ACTION ITEM: Return the records that follow, unchanged and complete.

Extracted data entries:
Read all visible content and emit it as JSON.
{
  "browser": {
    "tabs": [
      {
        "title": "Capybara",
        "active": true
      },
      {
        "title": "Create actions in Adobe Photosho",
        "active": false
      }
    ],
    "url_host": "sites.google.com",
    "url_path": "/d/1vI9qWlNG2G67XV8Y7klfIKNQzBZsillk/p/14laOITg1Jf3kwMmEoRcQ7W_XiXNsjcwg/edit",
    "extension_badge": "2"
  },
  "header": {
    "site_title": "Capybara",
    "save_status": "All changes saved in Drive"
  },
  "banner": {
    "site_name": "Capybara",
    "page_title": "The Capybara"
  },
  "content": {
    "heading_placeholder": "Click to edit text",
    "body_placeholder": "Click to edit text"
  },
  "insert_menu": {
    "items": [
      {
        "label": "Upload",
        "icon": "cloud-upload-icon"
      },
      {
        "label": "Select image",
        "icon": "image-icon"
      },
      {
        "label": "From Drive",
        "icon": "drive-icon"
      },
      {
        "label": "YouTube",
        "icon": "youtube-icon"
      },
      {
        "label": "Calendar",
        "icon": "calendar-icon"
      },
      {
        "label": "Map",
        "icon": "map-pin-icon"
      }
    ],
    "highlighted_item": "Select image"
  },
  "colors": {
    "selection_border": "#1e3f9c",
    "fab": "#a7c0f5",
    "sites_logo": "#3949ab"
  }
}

EXERCISE OUTPUT:
Read all visible content and emit it as JSON.
{
  "browser": {
    "tabs": [
      {
        "title": "Capybara",
        "active": true
      },
      {
        "title": "Create actions in Adobe Photosho",
        "active": false
      }
    ],
    "url_host": "sites.google.com",
    "url_path": "/d/1vI9qWlNG2G67XV8Y7klfIKNQzBZsillk/p/14laOITg1Jf3kwMmEoRcQ7W_XiXNsjcwg/edit",
    "extension_badge": "2"
  },
  "header": {
    "site_title": "Capybara",
    "save_status": "All changes saved in Drive"
  },
  "banner": {
    "site_name": "Capybara",
    "page_title": "The Capybara"
  },
  "content": {
    "heading_placeholder": "Click to edit text",
    "body_placeholder": "Click to edit text"
  },
  "insert_menu": {
    "items": [
      {
        "label": "Upload",
        "icon": "cloud-upload-icon"
      },
      {
        "label": "Select image",
        "icon": "image-icon"
      },
      {
        "label": "From Drive",
        "icon": "drive-icon"
      },
      {
        "label": "YouTube",
        "icon": "youtube-icon"
      },
      {
        "label": "Calendar",
        "icon": "calendar-icon"
      },
      {
        "label": "Map",
        "icon": "map-pin-icon"
      }
    ],
    "highlighted_item": "Select image"
  },
  "colors": {
    "selection_border": "#1e3f9c",
    "fab": "#a7c0f5",
    "sites_logo": "#3949ab"
  }
}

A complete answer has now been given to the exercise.